Its power lies in the slow clap’s ability to sway the opinion of an entire crowd, not with words or ideas, but with the sound of two pieces of flesh slamming against each other. The slow clap generally follows the protagonist having an, “I’m just being honest for a second” moment in front of an audience. While everyone stares on horrified (everyone in movies presumably hates honesty), one person begins to clap. Somehow, that sound alone is enough to convince everyone else that, oh yeah, they also enjoyed that crazy bullshit that just happened. Gradually it swells into a massive applause as the opinion of everyone in attendance shifts 180 degrees simultaneously. The slow clap as a concept seems absurd; an entire crowd of people convinced they like something just by hearing one person clap is insulting to human intelligence. Oh, and it turns out it happens to crowds all the time.

Even the most opinionated and judgmental people in the world are susceptible to the power of group mentality.
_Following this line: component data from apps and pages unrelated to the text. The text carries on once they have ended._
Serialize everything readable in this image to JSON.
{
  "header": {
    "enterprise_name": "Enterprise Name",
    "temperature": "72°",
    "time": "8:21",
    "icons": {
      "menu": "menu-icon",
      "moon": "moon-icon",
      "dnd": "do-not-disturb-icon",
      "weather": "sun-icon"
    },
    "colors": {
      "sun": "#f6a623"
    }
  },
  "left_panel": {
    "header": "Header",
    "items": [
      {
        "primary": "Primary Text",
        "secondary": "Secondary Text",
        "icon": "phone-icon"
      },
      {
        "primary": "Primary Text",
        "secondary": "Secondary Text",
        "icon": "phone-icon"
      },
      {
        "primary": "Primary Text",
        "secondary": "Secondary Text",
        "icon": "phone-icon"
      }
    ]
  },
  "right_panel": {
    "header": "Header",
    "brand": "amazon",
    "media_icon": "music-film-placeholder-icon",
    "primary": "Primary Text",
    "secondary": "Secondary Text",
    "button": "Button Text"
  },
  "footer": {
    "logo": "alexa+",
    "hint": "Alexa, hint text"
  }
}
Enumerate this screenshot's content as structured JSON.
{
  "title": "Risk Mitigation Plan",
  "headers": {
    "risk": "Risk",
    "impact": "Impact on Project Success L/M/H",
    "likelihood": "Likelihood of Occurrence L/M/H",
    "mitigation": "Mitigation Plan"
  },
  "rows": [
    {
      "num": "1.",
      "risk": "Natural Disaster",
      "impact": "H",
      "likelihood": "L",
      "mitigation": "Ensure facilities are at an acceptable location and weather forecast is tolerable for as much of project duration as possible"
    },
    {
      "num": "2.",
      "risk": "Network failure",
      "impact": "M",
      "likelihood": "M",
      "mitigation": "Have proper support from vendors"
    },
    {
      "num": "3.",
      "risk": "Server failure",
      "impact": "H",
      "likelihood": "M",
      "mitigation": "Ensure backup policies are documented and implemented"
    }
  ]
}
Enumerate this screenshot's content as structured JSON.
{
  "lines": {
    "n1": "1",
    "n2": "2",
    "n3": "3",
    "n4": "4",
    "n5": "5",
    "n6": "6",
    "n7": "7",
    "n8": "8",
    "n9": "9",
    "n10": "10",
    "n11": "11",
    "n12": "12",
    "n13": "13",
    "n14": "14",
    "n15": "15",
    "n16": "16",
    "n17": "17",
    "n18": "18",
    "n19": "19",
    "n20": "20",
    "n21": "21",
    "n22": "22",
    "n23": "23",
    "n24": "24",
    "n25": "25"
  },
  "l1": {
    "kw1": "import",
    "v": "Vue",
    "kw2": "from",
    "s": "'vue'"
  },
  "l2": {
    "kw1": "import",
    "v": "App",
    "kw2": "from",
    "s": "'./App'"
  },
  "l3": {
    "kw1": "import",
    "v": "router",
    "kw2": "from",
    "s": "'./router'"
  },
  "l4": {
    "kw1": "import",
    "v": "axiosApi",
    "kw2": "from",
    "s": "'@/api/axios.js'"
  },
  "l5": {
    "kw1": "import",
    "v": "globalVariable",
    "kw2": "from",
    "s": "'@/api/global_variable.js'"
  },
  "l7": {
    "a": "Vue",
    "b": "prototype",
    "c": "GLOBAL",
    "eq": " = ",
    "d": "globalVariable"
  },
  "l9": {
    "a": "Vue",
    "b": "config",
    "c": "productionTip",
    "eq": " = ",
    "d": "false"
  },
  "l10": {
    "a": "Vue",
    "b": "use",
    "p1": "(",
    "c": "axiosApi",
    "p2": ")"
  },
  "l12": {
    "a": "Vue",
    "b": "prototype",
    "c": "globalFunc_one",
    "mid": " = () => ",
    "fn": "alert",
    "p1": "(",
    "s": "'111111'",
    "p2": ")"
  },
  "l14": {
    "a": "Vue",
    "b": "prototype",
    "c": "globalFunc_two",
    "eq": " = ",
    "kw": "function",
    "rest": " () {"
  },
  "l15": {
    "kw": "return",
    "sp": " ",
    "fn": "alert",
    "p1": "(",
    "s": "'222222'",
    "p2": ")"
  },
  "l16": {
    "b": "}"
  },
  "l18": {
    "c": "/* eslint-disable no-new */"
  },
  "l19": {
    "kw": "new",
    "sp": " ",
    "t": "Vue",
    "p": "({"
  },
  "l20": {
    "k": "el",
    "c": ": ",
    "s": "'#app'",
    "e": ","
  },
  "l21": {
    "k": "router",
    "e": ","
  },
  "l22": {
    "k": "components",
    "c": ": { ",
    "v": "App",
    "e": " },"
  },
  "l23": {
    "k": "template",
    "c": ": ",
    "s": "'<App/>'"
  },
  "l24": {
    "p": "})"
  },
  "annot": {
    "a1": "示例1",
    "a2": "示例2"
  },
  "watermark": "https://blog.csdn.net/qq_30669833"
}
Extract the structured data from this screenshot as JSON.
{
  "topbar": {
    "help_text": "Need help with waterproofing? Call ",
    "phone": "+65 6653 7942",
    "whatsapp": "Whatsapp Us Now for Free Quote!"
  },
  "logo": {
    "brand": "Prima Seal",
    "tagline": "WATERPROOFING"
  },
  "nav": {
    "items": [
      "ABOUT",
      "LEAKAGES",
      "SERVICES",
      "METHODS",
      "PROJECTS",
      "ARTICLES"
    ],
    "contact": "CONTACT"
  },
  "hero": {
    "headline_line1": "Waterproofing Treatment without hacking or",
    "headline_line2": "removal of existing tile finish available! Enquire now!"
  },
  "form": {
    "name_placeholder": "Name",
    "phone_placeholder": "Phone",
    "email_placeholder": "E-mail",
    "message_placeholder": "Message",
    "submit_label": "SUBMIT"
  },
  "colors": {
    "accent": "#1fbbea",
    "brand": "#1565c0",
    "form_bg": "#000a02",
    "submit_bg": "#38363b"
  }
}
Arguably the most prominent researcher in crowd psychology, Gustave Le Bon suggested that when people come together in crowds, they start to identify with the group at large instead of as an individual. The opinions of the crowd become the opinions of each person like a mass hypnosis.

4 Cliché Movie Moments Explained by Psychology